Minister makes youth protection law reform pledge

People’s Party (ÖVP) Economy Minister Reinhold Mitterlehner has said he is ready to reattempt reforming Austria’s youth protection regulations.Non-government organisations (NGOs) and opposition politicians have criticised decision-makers for years over the issue since laws strongly vary in all of the country’s nine provinces. The legal framework allows 16-year-olds to go out up to three hours longer in some regions than in others. Current rules also mean youths are eligible to acquire high-percentage alcohol in some provinces at the age of 16, but only after they turned 18 in other areas.Especially Austria’s provincial governments and governors have been accused of trying to block any attempts for reforms, assuming that citizens expect them to demonstrate political power over the federal government coalition of Social Democrats (SPÖ) and the conservative ÖVP.Mitterlehner announced today (Thurs) he will meet with representatives of the provincial governments in the coming days to discuss the matter.A Karmasin poll revealed in April 2010 that 27 per cent of Austrians think the country’s nine provincial governors have superior power in Austria.
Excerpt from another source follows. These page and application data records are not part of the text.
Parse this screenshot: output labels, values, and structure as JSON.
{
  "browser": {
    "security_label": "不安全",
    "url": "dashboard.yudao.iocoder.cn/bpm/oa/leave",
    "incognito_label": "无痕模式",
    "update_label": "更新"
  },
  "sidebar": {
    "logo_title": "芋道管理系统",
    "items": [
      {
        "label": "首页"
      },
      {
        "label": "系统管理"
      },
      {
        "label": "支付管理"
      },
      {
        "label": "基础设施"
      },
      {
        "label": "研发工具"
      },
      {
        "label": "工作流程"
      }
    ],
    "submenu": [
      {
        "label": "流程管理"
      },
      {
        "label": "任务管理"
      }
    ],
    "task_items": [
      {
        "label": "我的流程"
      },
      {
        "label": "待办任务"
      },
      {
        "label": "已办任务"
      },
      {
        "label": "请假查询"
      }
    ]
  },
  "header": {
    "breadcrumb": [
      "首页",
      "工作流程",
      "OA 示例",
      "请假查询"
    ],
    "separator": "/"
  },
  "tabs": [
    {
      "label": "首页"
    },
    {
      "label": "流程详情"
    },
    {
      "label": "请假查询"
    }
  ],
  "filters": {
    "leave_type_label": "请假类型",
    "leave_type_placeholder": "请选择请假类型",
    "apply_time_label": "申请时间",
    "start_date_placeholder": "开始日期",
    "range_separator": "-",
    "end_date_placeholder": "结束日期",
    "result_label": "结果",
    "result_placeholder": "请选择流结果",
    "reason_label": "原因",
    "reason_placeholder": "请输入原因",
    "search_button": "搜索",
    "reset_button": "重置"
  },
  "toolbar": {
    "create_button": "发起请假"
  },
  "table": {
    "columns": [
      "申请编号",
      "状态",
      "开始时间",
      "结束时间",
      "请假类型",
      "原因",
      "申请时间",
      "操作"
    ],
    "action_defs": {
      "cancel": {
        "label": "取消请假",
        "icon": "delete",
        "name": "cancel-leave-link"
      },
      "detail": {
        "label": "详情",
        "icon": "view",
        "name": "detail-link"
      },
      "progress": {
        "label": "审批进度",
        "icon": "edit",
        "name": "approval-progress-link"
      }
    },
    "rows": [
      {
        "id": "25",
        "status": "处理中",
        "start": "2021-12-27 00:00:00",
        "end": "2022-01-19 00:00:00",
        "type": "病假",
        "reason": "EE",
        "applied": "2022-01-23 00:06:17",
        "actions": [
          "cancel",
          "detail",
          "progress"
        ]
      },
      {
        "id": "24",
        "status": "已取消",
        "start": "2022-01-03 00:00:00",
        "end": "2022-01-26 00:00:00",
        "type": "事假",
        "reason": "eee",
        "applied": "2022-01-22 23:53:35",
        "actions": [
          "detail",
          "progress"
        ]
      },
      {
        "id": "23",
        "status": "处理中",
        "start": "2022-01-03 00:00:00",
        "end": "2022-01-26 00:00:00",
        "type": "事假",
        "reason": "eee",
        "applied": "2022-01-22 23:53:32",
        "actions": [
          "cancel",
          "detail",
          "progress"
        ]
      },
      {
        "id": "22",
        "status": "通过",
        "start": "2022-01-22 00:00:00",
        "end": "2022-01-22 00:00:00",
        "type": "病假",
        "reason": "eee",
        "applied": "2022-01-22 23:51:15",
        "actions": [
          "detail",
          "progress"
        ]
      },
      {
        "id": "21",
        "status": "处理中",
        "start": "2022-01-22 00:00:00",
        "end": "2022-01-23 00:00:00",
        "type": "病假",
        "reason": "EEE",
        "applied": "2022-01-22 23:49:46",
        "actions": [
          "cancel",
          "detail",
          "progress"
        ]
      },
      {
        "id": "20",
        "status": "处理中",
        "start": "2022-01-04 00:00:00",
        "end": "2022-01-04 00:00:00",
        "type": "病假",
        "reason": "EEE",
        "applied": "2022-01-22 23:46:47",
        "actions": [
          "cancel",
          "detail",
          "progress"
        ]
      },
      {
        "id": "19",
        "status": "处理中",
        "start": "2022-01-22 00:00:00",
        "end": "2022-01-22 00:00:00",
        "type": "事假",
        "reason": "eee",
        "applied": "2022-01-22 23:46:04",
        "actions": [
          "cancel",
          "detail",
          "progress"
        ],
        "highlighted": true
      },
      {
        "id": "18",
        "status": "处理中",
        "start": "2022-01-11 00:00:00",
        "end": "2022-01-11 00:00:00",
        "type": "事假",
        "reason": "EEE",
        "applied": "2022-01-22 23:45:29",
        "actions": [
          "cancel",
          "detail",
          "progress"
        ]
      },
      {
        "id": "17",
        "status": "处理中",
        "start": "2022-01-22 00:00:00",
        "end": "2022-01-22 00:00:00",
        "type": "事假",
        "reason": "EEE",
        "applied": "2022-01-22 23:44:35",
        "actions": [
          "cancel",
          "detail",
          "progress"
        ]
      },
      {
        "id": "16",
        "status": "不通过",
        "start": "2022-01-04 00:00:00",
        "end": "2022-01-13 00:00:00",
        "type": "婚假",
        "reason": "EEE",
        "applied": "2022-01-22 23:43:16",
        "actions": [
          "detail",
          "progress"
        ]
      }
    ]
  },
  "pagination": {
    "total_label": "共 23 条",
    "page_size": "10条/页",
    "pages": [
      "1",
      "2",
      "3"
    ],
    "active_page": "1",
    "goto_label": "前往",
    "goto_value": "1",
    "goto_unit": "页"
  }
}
Only 13 per cent said the same about Federal President Heinz Fischer whose role features representative functions with little direct political influence.Various studies have revealed that many young Austrians smoke and get drunk on a regular basis.The Organisation for Economic Co-operation and Development (OECD) – which has its headquarters in Paris, France – announced in February that one in three teens living in the country were completely drunk at least twice in their lives, while 25 per cent of 15-year-old Austrians describe themselves as regular smokers.